The Florida Automated Weather network (FAWN) stations documented the rainfall totals across the region.  The average for all six stations was 21.2″ above historic average for these locations.The wettest site was in Marianna with 75.7″, which was almost 29″ above average.  Not since the 80.6″ fell in 1964 (54 years) had this much rain been recorded in that location. Much of the rain in October came from the hurricane.  The automated rain gauges at these FAWN stations don’t do so well measuring rain blowing sideways, so the October total may actually be higher than what was reported.  The station in Jay received rain from two tropical storms and totaled 75.7″ for the year.  Because the FAWN station in Monticello was out of commission in March, we don’t have accurate data for that month, but there was at least 74″ at that location.  The driest location was 66.6″ in Quincy, which was still 18.6″ above average.

2018 Marianna FAWN Rainfall Distribution

Much of the rainfall came at the end of the year.  There were 24″ (almost 1/3 of the total) that fell in the last quarter of the year, right when farmers were trying to harvest cotton and later planted peanuts.  What had promised to be an excellent crop year at the end of the summer was ruined by high winds and boggy wet fields at harvest time.


There were not a lot of extreme temperatures in 2018.  There were only 20 days below freezing, primarily in January.  There was only one day in June above 95°.  The simple average temperature for the year was 67°.  In general, temperature wise it was a fairly normal year.

1st Quarter Outlook

1st qtr 19 CPC Outlook

The Climate Prediction Center (CPC) is forecasting the above average rainfall to continue in North Florida over the the first three months of 2019.  Temperatures are expected to be near to average for these months.  This forecast goes along with the expectation of a weak El Niño ENSO Phase.

El Niño Watch

The CPC is still expecting the onset of an El Niño, but not necessarily the major global impacts of previous strong El Niño periods.  The Seas Surface Temperatures (SST) are warmer than average, but the wind patterns don’t match those associated with strong El Niño ENSO phases.

El Niño-level SSTs continued to be observed in the December average, and the subsurface waters continued to be warmer than average. However, most atmospheric variables continued to show ENSO-neutral patterns. The official CPC/IRI outlook calls for a 82% chance of El Niño prevailing during Jan-Mar, and 66% during Mar-May. An El Niño watch is in effect. The most recent forecasts of statistical and dynamical models collectively show continuing weak El Niño-level SSTs through late spring.  Climate Prediction Center

So what does this mean for farmers and ranchers in 2019?  The above average rainfall is foretasted to continue, but will not necessarily have a major affect on the summer crop season in 2019.  The greatest affect may well be for the early planted vegetable crops and field corn.  Hopefully the average temperature forecast will mean that colder temperatures will come soon that are important for reducing pest populations.  At this point we don’t have enough information to know what to expect at peanut and cotton planting time, but there may be good subsoil moisture to plant into.  Perhaps 2019 will be a more average year than 2018, but as the climate is continuously changing, it is hard to know what average is anymore.
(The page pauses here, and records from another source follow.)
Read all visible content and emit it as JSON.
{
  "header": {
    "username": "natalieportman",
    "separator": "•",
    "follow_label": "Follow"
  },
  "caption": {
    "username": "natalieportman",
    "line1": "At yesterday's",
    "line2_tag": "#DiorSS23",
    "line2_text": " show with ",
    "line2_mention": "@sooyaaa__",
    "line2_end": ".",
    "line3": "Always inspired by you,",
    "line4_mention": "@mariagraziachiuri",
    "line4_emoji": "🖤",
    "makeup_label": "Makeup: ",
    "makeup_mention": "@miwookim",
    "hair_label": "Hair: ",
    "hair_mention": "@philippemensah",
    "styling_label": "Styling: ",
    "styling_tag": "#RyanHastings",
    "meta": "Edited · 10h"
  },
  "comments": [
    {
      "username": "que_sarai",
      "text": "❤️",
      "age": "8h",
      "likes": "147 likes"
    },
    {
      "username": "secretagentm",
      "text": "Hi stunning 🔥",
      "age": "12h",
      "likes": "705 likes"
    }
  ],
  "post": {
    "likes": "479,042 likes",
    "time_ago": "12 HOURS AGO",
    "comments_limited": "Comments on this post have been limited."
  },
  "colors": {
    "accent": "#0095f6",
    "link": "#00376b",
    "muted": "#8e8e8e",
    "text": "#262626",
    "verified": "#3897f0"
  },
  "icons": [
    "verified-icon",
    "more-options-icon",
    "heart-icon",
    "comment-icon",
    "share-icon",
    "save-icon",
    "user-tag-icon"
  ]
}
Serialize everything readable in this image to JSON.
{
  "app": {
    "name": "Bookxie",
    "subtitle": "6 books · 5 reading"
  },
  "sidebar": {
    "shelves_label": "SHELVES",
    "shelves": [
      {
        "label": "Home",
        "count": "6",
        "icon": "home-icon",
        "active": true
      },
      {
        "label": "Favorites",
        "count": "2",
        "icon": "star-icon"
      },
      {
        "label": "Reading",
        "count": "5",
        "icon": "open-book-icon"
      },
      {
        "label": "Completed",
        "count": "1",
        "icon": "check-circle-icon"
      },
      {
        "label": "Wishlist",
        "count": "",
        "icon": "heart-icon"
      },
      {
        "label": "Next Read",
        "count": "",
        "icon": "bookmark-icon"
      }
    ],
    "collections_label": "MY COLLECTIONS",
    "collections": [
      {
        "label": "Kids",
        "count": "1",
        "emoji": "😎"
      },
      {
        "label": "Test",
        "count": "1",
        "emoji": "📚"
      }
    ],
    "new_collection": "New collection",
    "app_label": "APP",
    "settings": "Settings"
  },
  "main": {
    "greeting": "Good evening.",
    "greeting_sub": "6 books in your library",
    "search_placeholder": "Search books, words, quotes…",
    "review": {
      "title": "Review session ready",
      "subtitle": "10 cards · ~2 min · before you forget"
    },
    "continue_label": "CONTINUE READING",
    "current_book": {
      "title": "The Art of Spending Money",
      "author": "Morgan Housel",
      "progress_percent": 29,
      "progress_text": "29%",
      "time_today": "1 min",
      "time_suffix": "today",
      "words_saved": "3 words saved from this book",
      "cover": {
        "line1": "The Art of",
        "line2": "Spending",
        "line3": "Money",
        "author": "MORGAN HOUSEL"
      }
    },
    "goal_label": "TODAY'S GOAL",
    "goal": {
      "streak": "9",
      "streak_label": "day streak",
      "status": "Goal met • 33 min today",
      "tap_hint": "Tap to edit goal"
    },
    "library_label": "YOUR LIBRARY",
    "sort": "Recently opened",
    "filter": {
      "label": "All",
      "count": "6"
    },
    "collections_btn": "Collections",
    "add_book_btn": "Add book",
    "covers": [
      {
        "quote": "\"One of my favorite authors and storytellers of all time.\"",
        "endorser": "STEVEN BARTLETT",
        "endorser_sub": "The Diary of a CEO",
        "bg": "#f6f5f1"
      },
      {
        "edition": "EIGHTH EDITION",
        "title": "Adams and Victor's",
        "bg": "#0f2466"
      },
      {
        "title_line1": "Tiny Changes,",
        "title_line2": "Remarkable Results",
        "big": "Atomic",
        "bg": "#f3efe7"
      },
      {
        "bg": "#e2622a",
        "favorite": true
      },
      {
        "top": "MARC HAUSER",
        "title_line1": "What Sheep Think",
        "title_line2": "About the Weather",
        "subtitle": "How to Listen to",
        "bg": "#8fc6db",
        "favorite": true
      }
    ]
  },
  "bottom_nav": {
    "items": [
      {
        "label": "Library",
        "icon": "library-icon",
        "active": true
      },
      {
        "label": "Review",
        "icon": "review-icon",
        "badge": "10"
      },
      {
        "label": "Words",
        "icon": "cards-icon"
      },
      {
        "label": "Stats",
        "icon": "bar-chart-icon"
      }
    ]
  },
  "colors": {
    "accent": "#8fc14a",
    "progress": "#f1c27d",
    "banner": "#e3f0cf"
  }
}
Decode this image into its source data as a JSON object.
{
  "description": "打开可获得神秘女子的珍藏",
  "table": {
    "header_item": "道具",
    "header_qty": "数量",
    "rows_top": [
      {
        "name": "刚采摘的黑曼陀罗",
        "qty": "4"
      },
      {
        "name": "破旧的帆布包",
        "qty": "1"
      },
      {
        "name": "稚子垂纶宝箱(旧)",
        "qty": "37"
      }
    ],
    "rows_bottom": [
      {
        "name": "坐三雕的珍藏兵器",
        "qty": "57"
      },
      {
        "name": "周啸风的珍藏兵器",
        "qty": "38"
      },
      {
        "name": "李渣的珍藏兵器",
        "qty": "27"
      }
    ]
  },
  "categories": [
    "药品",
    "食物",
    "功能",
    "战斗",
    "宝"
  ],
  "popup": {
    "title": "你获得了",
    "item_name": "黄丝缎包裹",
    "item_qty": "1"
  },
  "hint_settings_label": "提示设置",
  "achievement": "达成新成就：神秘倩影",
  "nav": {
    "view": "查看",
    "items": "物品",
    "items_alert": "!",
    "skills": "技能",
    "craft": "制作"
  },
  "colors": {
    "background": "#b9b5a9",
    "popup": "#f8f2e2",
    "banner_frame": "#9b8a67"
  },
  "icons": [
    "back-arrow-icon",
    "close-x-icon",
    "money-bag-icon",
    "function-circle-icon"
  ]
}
Let’s hope we do have a good weather year in 2019, because it has been some time since area farmers had a good weather from planting to harvest.

Doug Mayo

Lead Editor for Panhandle Ag e-News - Jackson County Extension Director - Livestock & Forages Agent.My true expertise is with beef cattle and pasture management, but I can assist with information on other livestock species, as well as recreational fish ponds.Follow me on Twitter @UFCowman, or Facebook